Retype each line of the material below word for word; pictures stay out.

┌──

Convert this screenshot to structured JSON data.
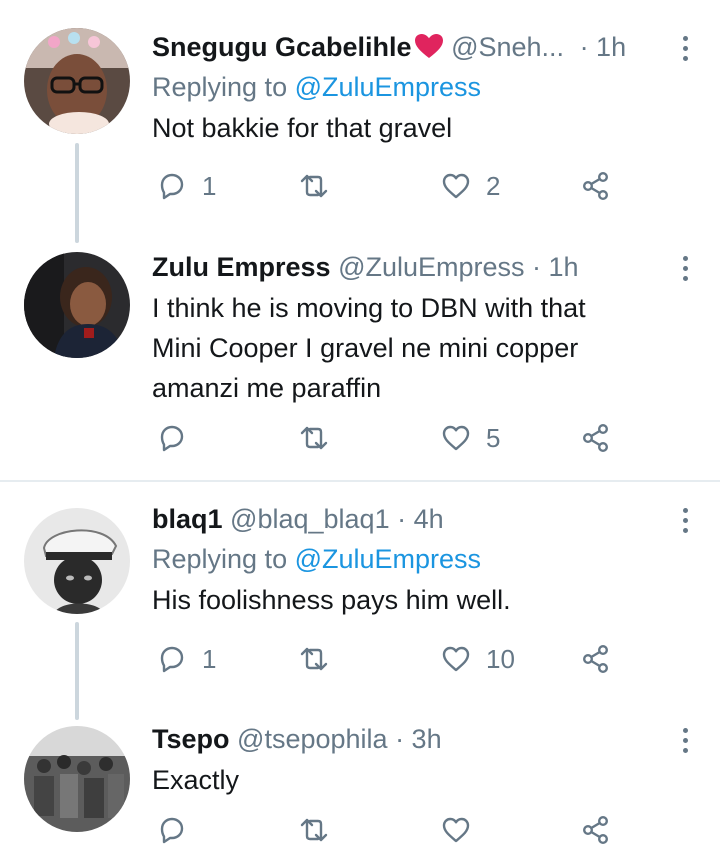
{
  "tweets": [
    {
      "name": "Snegugu Gcabelihle",
      "handle": "@Sneh...",
      "time": "· 1h",
      "replying_prefix": "Replying to ",
      "replying_to": "@ZuluEmpress",
      "text": "Not bakkie for that gravel",
      "reply_count": "1",
      "retweet_count": "",
      "like_count": "2"
    },
    {
      "name": "Zulu Empress",
      "handle": "@ZuluEmpress",
      "time": "· 1h",
      "text_lines": [
        "I think he is moving to DBN with that",
        "Mini Cooper I gravel ne mini copper",
        "amanzi me paraffin"
      ],
      "reply_count": "",
      "retweet_count": "",
      "like_count": "5"
    },
    {
      "name": "blaq1",
      "handle": "@blaq_blaq1",
      "time": "· 4h",
      "replying_prefix": "Replying to ",
      "replying_to": "@ZuluEmpress",
      "text": "His foolishness pays him well.",
      "reply_count": "1",
      "retweet_count": "",
      "like_count": "10"
    },
    {
      "name": "Tsepo",
      "handle": "@tsepophila",
      "time": "· 3h",
      "text": "Exactly",
      "reply_count": "",
      "retweet_count": "",
      "like_count": ""
    }
  ],
  "icons": {
    "reply": "reply-icon",
    "retweet": "retweet-icon",
    "like": "heart-icon",
    "share": "share-icon",
    "more": "more-vertical-icon",
    "verified_heart": "red-heart-emoji"
  },
  "colors": {
    "text": "#14171a",
    "secondary": "#657786",
    "link": "#1b95e0",
    "thread_line": "#ccd6dd",
    "heart_emoji": "#e0245e"
  }
}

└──

ANSWER BOX:
Convert this screenshot to structured JSON data.
{
  "tweets": [
    {
      "name": "Snegugu Gcabelihle",
      "handle": "@Sneh...",
      "time": "· 1h",
      "replying_prefix": "Replying to ",
      "replying_to": "@ZuluEmpress",
      "text": "Not bakkie for that gravel",
      "reply_count": "1",
      "retweet_count": "",
      "like_count": "2"
    },
    {
      "name": "Zulu Empress",
      "handle": "@ZuluEmpress",
      "time": "· 1h",
      "text_lines": [
        "I think he is moving to DBN with that",
        "Mini Cooper I gravel ne mini copper",
        "amanzi me paraffin"
      ],
      "reply_count": "",
      "retweet_count": "",
      "like_count": "5"
    },
    {
      "name": "blaq1",
      "handle": "@blaq_blaq1",
      "time": "· 4h",
      "replying_prefix": "Replying to ",
      "replying_to": "@ZuluEmpress",
      "text": "His foolishness pays him well.",
      "reply_count": "1",
      "retweet_count": "",
      "like_count": "10"
    },
    {
      "name": "Tsepo",
      "handle": "@tsepophila",
      "time": "· 3h",
      "text": "Exactly",
      "reply_count": "",
      "retweet_count": "",
      "like_count": ""
    }
  ],
  "icons": {
    "reply": "reply-icon",
    "retweet": "retweet-icon",
    "like": "heart-icon",
    "share": "share-icon",
    "more": "more-vertical-icon",
    "verified_heart": "red-heart-emoji"
  },
  "colors": {
    "text": "#14171a",
    "secondary": "#657786",
    "link": "#1b95e0",
    "thread_line": "#ccd6dd",
    "heart_emoji": "#e0245e"
  }
}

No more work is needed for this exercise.